Paroxetine Retards Disease Onset and Progression in Huntingtin Mutant Mice

Ann Neurol. 2004 Apr;55(4):590-4. doi: 10.1002/ana.20075.


We report that administration of paroxetine, a widely prescribed antidepressant drug that acts by inhibiting reuptake of the neurotransmitter serotonin, suppresses the neurodegenerative process and increases the survival of huntingtin mutant mice, an animal model of Huntington's disease (HD). Paroxetine attenuated motor dysfunction and body weight loss and improved glucose metabolism in the HD mice. Paroxetine was beneficial when treatment was initiated before or after the onset of motor dysfunction, suggesting a potential for such antidepressant drugs in the treatment of presymptomatic and symptomatic HD patients.

Publication types

  • Comparative Study

MeSH terms

  • Animals
  • Disease Progression
  • Female
  • Humans
  • Huntingtin Protein
  • Huntington Disease / drug therapy*
  • Huntington Disease / genetics*
  • Huntington Disease / metabolism
  • Male
  • Mice
  • Mice, Mutant Strains
  • Mice, Transgenic
  • Mutation*
  • Nerve Tissue Proteins / genetics*
  • Neuroprotective Agents / pharmacology
  • Neuroprotective Agents / therapeutic use*
  • Nuclear Proteins / genetics*
  • Paroxetine / pharmacology
  • Paroxetine / therapeutic use*

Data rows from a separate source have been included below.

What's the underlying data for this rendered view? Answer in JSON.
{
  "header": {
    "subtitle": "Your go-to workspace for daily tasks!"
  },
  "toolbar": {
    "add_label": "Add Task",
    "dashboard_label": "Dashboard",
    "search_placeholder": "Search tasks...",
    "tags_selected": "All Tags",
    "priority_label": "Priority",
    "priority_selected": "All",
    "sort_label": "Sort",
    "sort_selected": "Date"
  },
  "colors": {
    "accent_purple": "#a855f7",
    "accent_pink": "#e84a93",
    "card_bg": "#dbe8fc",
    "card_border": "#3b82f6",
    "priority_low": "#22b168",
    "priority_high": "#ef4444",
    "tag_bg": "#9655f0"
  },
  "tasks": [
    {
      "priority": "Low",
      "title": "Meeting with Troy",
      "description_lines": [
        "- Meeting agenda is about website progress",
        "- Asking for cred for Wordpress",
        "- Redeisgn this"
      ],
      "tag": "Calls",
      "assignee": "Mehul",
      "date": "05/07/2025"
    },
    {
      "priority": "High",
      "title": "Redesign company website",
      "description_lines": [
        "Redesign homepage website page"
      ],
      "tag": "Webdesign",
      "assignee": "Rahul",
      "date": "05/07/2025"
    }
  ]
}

  • HTT protein, human
  • Htt protein, mouse
  • Huntingtin Protein
  • Nerve Tissue Proteins
  • Neuroprotective Agents
  • Nuclear Proteins
  • Paroxetine